Reform Scotland News: 12 September 2012


All newspaper references refer to Scottish editions. Where there is a link to a newspaper’s website, the relevant page reference is highlighted and underlined.  In addition to the newspaper stories outlined below, further news coverage can be found online at BBC News Scotland, STV News and Sky News

Ed Balls:
Ed Balls was heckled yesterday as he gave a speech to the TUC Conference where he urged union members not to strike in protest at public sector pay cuts. (Sun page 2, Record page 10, Telegraph page 16, Herald page 6)

Devolution anniversary: In a speech marking the fifteenth anniversary of devolution yesterday, the Deputy First Minister Nicola Sturgeon called on the Scottish electorate to ‘complete the journey’ and back independence for Scotland. (Herald page 6)

Referendum: Attempts by Alex Salmond to lower the voting franchise to 16 for the independence referendum are reportedly set to fail as UK ministers doubt whether 16 and 17 year olds would be able to be registered in time for the 2014 poll. (Times page 14)

Thatcher T-shirts: Delegates at the TUC conference in Brighton have been criticised for selling ‘party packs’ to be opened on the death of ex-Prime Minister Margaret Thatcher. (Sun page 2, Express page 15)

Tennis:  Following Andy Murray’s triumph at the US Open, the First Minister has faced calls to increase the £1m the Scottish Government has given to tennis in order to capitalise on the success. (Scotsman page 2, Herald page 1, Record page 4)

Strikes: Union leaders have reportedly warned that public sector strikes will not be averted even if Finance Minister John Swinney proposes a ‘modest’ pay rise for workers in next weeks’ draft Budget. The statement comes as union members at yesterday’s TUC conference voted in favour of a general strike involving millions of workers across the UK. (Times page 12, Record page 10)

Centralisation: Brian Wilson in the Scotsman suggests that the political culture of centralisation of political powers has remained in spite of devolution, as more money is handed to Edinburgh from the regions.

Focus on independence: Iain Gray in the Scotsman comments that the debate in Scottish politics is too focused on the independence referendum and should be more focused on issues such as social justice and equality.
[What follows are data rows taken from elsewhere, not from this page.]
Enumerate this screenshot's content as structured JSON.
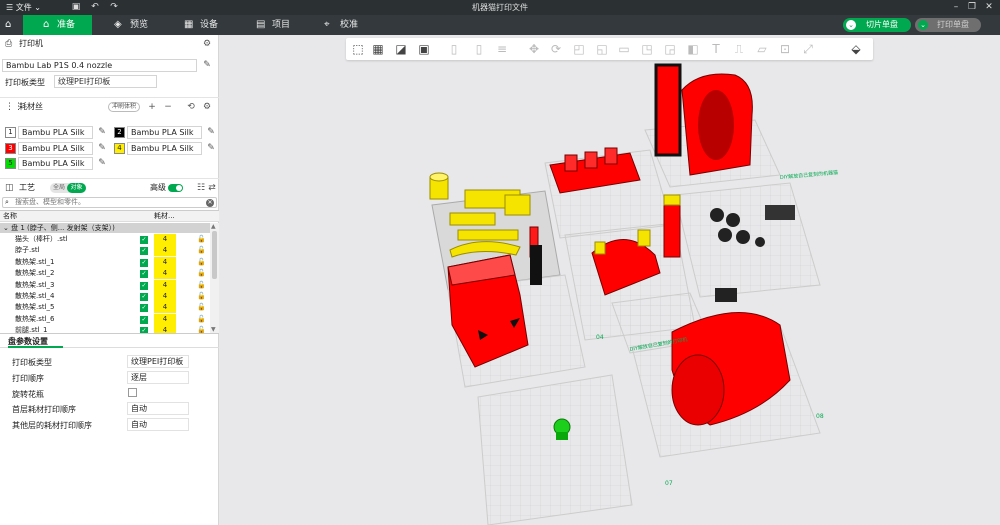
{
  "titlebar": {
    "menu_label": "☰ 文件 ⌄",
    "title": "机器猫打印文件"
  },
  "tabs": [
    {
      "label": "准备",
      "icon": "home-icon"
    },
    {
      "label": "预览",
      "icon": "cube-icon"
    },
    {
      "label": "设备",
      "icon": "grid-icon"
    },
    {
      "label": "项目",
      "icon": "book-icon"
    },
    {
      "label": "校准",
      "icon": "calibrate-icon"
    }
  ],
  "slice": {
    "slice_label": "切片单盘",
    "print_label": "打印单盘",
    "accent": "#00a94f"
  },
  "printer": {
    "section_label": "打印机",
    "preset": "Bambu Lab P1S 0.4 nozzle",
    "plate_type_label": "打印板类型",
    "plate_type": "纹理PEI打印板"
  },
  "filament": {
    "section_label": "耗材丝",
    "flush_label": "冲刷体积",
    "slots": [
      {
        "num": "1",
        "name": "Bambu PLA Silk",
        "color": "#ffffff",
        "text_color": "#222222"
      },
      {
        "num": "2",
        "name": "Bambu PLA Silk",
        "color": "#000000",
        "text_color": "#ffffff"
      },
      {
        "num": "3",
        "name": "Bambu PLA Silk",
        "color": "#ff0000",
        "text_color": "#ffffff"
      },
      {
        "num": "4",
        "name": "Bambu PLA Silk",
        "color": "#ffee00",
        "text_color": "#222222"
      },
      {
        "num": "5",
        "name": "Bambu PLA Silk",
        "color": "#00e000",
        "text_color": "#222222"
      }
    ]
  },
  "process": {
    "section_label": "工艺",
    "global_label": "全局",
    "object_label": "对象",
    "advanced_label": "高级",
    "search_placeholder": "搜索盘、模型和零件。"
  },
  "tree": {
    "col_name": "名称",
    "col_filament": "耗材...",
    "plate_label": "盘 1 (脖子、侧... 发射架（支架）)",
    "rows": [
      {
        "name": "猫头（棒杆）.stl",
        "filament": "4"
      },
      {
        "name": "脖子.stl",
        "filament": "4"
      },
      {
        "name": "散热架.stl_1",
        "filament": "4"
      },
      {
        "name": "散热架.stl_2",
        "filament": "4"
      },
      {
        "name": "散热架.stl_3",
        "filament": "4"
      },
      {
        "name": "散热架.stl_4",
        "filament": "4"
      },
      {
        "name": "散热架.stl_5",
        "filament": "4"
      },
      {
        "name": "散热架.stl_6",
        "filament": "4"
      },
      {
        "name": "前腿.stl_1",
        "filament": "4"
      }
    ]
  },
  "plate_settings": {
    "section_label": "盘参数设置",
    "items": [
      {
        "label": "打印板类型",
        "value": "纹理PEI打印板"
      },
      {
        "label": "打印顺序",
        "value": "逐层"
      },
      {
        "label": "旋转花瓶",
        "value": ""
      },
      {
        "label": "首层耗材打印顺序",
        "value": "自动"
      },
      {
        "label": "其他层的耗材打印顺序",
        "value": "自动"
      }
    ]
  },
  "plates": [
    {
      "num": "04"
    },
    {
      "num": "07"
    },
    {
      "num": "08"
    }
  ],
  "plate_captions": [
    "DIY解放自己复刻的打印机",
    "DIY解放自己复刻的机器猫"
  ]
}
The Scottish Retail Consortium has released figures suggesting that like-for-like retail sales were down 2.7% last month compared to the same month last year. The drop is being blamed partly on the Olympics, which the SRC presented a ‘major distraction.’ (Scotsman page 7, Sun page 19, Express page 23)

Charities: The Scottish Council for Voluntary Organisations (SCVO) has warned that Scottish charities are spending more that they are bringing in through donations and that small charities are being hit hardest.  The SCVO added that 51% of those turning over £12,500 or less and 48% of those turning over £12,500 to £25,000 are in deficit.. (Herald page 4)

Tourism: Malcolm Roughead, chief executive of Visit Scotland, has suggested that stringent visa restrictions and high taxes are putting off tourists from visiting the country. Herald page 9)

Legal fees:
Increases in legal fees charged to those accused of crimes may force people to represent themselves in court, jeopardising their chance of a fair trial, representatives from the Law Society of Scotland have said. The proposed changes come in the Scottish Civil Justice and Criminal Legal Assistance Bill, which will also force lawyers to pursue defendants for fees prior to the trials taking place. (Scotsman page 6, Times page 17)

 According to the report ‘Education at a Glance’t published by Organisation for Economic Co-operation and Development, Scottish teachers spend an average 855 hours in the classroom, compared to a figure of 697 for their counterparts in the rest of the UK. Teaching union the EIS, has said that the report shows the dedication of Scottish teachers whilst also emphasising the need for the Scottish Government to help teachers more. (Scotsman page 8, Herald page 9, Sun page 2, Express page 4, Courier page 20)

Music tuition: Fees charged in Scottish schools for music tuition are ‘undesirable’ but necessary, according to Michael Russell, the Scottish Education Secretary. Teachers’ union EIS suggests that fees are charged on an ad hoc basis, with policies differing between councils. (Times page 11, Courier page 16)

Problems caused by the effects of alcohol costs the Scottish taxpayer £615 per head, according to Alcohol Focus Scotland (AFS). The sum was calculated from costs associated with policing and health and social care. AFS suggest the figure is unacceptable and say that they hope the report influences council’s practise with regards to licensing. (Scotsman page 16, Herald page 7, Sun page 2, Record page 8)

Organ donation: New Scottish Health Minister Alex Neill is facing calls to make organ donation automatic unless patients opt out, after it emerged he voted for a change in the law when the SNP were in opposition. (Herald page 9, Record page 16, Express page 28, P&J page 13)

Local Government
Wind farms:
Scottish councils are reportedly spending large amounts of money fighting wind farm developments on unsuitable plots of land in the courts. (Telegraph page 6)